The sea reminds me of a muscle; a great heaving body that carries you along, with tendrils that reach up and curl around your arms, sucking and drawing. If you touch softly, it feels soft. Hit it hard, it’s hard.
This morning I asked a local surfer how to body surf (bodyboarding without the board) – you throw one arm forward, swim with the other, and pitch yourself into the curl of the wave. I caught the wave, was flung forward, rolled over the seabed, and thrown onto the beach where streams of Atlantic poured from my nose and mouth. It was brilliant, scary, painful fun. We had to avoid the riptide behind us, and the granite lumps scattered around on the soft sand. Yellow and red flags guided us swimmers, black and white flags the surfers. Lifeguards patrolled the beach, on their feet, wary.
The sea that slides down your face has the power to hurl ships. You can learn its language but you don’t get a say. Still it’s vulnerable, damaged by our plastics and our use of fuel.
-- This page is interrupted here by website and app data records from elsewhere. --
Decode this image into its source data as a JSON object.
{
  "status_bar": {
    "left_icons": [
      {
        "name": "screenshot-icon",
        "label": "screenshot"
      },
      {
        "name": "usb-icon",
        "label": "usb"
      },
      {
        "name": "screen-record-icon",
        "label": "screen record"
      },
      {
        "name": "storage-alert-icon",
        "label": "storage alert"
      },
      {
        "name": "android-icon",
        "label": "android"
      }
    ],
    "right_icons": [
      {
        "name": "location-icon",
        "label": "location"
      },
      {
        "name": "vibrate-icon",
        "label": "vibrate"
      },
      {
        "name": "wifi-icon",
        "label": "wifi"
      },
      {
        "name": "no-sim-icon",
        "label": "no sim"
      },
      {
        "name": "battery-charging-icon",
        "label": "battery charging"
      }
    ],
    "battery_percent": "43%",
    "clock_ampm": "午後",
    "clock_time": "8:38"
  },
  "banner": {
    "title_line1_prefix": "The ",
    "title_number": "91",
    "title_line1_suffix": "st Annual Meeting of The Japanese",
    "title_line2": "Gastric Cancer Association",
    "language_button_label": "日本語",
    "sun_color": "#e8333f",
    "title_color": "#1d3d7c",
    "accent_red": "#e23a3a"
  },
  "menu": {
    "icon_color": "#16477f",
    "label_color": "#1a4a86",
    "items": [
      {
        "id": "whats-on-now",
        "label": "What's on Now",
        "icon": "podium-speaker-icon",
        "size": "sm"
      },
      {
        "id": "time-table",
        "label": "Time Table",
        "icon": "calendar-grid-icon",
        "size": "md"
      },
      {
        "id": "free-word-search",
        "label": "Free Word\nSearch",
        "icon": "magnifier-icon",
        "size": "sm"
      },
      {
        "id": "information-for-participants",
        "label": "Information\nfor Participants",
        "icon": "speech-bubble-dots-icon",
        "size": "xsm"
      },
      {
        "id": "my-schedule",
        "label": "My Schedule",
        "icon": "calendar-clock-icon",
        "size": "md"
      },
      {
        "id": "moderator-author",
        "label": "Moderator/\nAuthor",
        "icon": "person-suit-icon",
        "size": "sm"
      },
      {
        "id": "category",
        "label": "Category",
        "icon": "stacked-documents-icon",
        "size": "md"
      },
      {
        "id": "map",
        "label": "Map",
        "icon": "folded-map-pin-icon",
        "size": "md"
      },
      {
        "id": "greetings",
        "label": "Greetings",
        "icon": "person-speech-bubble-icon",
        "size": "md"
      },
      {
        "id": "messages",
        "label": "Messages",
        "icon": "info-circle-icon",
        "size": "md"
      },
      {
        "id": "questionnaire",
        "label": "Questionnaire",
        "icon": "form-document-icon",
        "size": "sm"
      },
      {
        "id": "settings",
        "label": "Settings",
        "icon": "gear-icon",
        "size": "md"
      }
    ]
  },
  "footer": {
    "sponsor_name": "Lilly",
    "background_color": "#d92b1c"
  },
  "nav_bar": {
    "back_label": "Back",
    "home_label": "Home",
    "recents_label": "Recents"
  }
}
Every time I ride out on the sea, I share my food with it by way of offering. I worry for it, fish out plastic and waste, try not to foul it, hope to preserve, curate, and appease it. I love it but wonder if it’ll kill me in the end.
It’s made me more alive in the meantime.